While we were coming across the Pacific last year, the anchor chain counter on Starry Horizons stopped working. I was quite reluctant to start taking things apart and potentially making things worse because while not having a working chain counter is annoying, not having a working windlass is a big problem. So it went on our “we’ll fix it when we get to New Zealand” list.
Well, we’ve finished the cyclone season in New Zealand and here is the saga of my attempts to fix it. But first a quick explanation of how the chain counter works. A magnet is fixed inside the bottom of gypsy (the part that grabs the chain) and as it goes around, it passes over a sensor that is located in the base of the windlass. The presence of the magnet over the sensor completes a circuit and thus each rotation of the gypsy is counted and (once calibrated!) the counter calculates how much chain is being lowered or raised.
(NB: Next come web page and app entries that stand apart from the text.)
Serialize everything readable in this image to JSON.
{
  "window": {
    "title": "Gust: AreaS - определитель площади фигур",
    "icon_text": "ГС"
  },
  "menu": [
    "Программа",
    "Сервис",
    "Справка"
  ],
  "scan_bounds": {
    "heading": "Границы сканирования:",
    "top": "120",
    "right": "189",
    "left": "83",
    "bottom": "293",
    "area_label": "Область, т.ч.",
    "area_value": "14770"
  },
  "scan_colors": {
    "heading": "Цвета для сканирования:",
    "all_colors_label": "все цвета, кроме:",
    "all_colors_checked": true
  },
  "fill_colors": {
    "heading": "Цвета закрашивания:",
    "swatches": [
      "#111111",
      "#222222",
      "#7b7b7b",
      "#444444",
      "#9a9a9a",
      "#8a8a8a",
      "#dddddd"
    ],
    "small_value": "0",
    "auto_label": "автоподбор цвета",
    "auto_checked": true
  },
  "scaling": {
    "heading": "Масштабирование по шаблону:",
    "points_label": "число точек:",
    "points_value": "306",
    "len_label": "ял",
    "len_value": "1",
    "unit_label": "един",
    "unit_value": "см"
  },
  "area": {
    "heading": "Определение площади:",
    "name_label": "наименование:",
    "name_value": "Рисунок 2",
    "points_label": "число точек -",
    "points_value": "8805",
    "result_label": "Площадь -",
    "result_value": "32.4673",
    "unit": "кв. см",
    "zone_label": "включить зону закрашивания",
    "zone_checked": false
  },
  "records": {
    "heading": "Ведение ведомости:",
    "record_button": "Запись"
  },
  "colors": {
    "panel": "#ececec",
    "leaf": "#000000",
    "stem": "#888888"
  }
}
I did a bit of research before taking things apart (yay for having lots of internet!) and discovered that a common cause of this issue is that the magnet rusts away. Sure enough, upon inspection, I found that our magnet had rusted away. Figuring that it would be an easy fix to just replace the magnet, I used a spare magnet we had on board to test. Don’t laugh, but I used one of those clips we use to keep bags of cereal closed. Hey, whatever works right? The way to test this is to use a multi-meter and check for continuity. In the presence of the magnet, the circuit should close and complete the circuit.
Unfortunately, this didn’t fix the problem, which meant that not only did our magnet rust, but our sensor had gone bad. When FP installed the windlass in the first place, the sensor wiring was incorrectly run between the windlass platform and the base of the lower unit and this likely caused the failure of the sensor.Quick sells a sensor repair kit that includes both a new magnet and a new sensor so that was purchased and ready for us on one of our trips back to the States.
Now armed with both of the necessary components I set out to disassemble the windlass only to discover that that was neigh impossible. We have a Dylan model windlass and just removing the bolts from the lower unit required contorting in ways that I am most definitely not made to contort and once those bolts were off, the lower unit wouldn’t come off!Apparently, it has completely seized on the shaft and no amount of Corrosion X, banging on it or getting leverage with the tools I had on board was going to persuade it to move. Of course I was attempting this project after 30+ hours of travel back to New Zealand so my mind was incapable of thinking through alternative solutions. Fortunately, the internet came to my rescue again. Another Helia owner suggested that instead of accessing the sensor from the bottom, I just drill it out from the top. I had corresponded with Quick customer support and they had informed me that I could drill through the base of the lower unit if needed to get a cleaner run for the sensor wire. So since the sensor wasn’t working anyways, I figured: why not?
The windlass itself is easy to take off and I used a 3/8″ drill bit which was the exact size needed to drill out the entire old plastic sleeve for the sensor.With the hole drilled it was time to tackle replacing the magnet in the gypsy. Since the old had rusted out, I used my Dremel to clean out the remaining junk. You’re supposed to use a 2 part epoxy to secure the magnet but before I did this, I wanted to confirm that it didn’t make a difference which way the magnet was installed. I took my multi-meter and checked the continuity of the sensor when both sides of the magnet was present. Fortunately, both sides worked so I didn’t need to worry.
However, when doing a test run of the magnet into the gypsy I discovered that the magnet sat flush with the edge. I wanted the magnet to be a bit inset so a layer of epoxy would provide a bit of protection. Solution? Drill out the hole a bit more.Next I whipped up a small batch of epoxy and secured the magnet. I let this dry for almost 24 hours to make sure it was good and cured before sanding it down, making it nice and aligned with the edge of the gypsy. Now it was back to the windlass to get the sensor in place. After cleaning up the windlass, I did one wrap of electrical tape around the sensor. This made it fit nice and snug in the plastic sleeve, but didn’t affect the function of the sensor (I checked!) and would let me remove it later if needed. Around the plastic sleeve, I put some more epoxy and slid it into the drilled out hole. At this point, I stopped for the day to let everything cure. The next day, I tackled the wiring. Blue to Black and Brown to Red. I held my breath as I ran the Sensor Status test on the chain counter display at the helm (found under the Utilities menu). Success! I finished up all the wiring connections, making sure everything was nice and heat shrinked and tucked up away where nothing could tug on the sensor wiring. Since the windlass was already taken apart, I took the opportunity while putting it back together to give it a good greasing. It runs nice and smooth! And finally, it was time for the real test: lowering the anchor. Since I had constantly tested each part of the process, I felt fairly confident, but I’ll still admit to a few whoops of joy when the chain counter actually fulfilled its stated purpose again!